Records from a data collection
****************

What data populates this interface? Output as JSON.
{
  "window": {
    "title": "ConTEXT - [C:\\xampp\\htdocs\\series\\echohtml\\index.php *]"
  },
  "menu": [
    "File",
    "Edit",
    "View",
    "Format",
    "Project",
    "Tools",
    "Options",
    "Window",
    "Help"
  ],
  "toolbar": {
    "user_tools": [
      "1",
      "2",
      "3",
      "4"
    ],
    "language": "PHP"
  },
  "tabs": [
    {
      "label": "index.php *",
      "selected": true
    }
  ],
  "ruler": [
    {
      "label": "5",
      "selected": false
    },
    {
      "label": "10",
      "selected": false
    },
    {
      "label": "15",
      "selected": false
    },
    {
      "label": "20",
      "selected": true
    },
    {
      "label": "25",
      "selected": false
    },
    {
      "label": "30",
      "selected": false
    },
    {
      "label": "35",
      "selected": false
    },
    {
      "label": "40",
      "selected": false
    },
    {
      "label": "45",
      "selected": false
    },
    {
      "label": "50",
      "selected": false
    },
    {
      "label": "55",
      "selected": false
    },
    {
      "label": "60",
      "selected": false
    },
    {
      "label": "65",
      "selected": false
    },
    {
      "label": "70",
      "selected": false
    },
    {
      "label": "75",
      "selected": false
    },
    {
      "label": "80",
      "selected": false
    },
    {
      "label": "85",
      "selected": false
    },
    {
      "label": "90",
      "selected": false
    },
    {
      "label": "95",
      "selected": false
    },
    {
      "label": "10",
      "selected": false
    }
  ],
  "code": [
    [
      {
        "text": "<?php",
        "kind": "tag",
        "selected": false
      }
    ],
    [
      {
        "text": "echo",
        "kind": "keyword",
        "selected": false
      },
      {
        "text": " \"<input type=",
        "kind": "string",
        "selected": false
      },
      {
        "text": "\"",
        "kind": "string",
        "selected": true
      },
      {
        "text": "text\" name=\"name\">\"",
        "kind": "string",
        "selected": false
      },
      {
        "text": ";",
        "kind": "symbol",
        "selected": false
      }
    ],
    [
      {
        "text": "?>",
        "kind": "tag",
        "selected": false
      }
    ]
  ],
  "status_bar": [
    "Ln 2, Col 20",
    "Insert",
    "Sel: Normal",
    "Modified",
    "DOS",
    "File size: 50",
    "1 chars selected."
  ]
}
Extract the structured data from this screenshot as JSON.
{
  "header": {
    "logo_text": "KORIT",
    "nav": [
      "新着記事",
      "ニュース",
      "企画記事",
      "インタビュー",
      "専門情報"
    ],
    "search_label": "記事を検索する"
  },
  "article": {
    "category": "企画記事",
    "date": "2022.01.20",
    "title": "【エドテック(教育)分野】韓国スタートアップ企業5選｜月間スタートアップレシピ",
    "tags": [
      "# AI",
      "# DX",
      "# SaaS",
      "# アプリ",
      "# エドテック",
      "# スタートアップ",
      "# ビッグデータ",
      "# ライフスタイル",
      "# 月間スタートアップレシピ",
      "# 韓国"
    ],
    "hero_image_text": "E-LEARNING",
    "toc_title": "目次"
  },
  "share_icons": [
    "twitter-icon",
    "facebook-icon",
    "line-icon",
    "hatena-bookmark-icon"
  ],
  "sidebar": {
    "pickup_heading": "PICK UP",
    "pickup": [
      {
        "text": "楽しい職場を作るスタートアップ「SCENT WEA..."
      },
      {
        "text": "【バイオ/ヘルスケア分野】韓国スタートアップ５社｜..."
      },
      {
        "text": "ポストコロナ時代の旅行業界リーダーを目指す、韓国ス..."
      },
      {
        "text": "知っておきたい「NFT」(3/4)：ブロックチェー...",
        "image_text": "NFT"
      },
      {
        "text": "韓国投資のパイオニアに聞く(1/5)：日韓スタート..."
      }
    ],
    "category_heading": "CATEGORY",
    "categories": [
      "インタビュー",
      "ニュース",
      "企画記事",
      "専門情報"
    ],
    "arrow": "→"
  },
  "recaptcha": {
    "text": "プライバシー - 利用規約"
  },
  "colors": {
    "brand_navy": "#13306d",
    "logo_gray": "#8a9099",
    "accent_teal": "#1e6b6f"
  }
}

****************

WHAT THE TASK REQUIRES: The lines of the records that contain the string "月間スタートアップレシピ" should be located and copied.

TASK OUTPUT:
    "title": "【エドテック(教育)分野】韓国スタートアップ企業5選｜月間スタートアップレシピ",
      "# 月間スタートアップレシピ",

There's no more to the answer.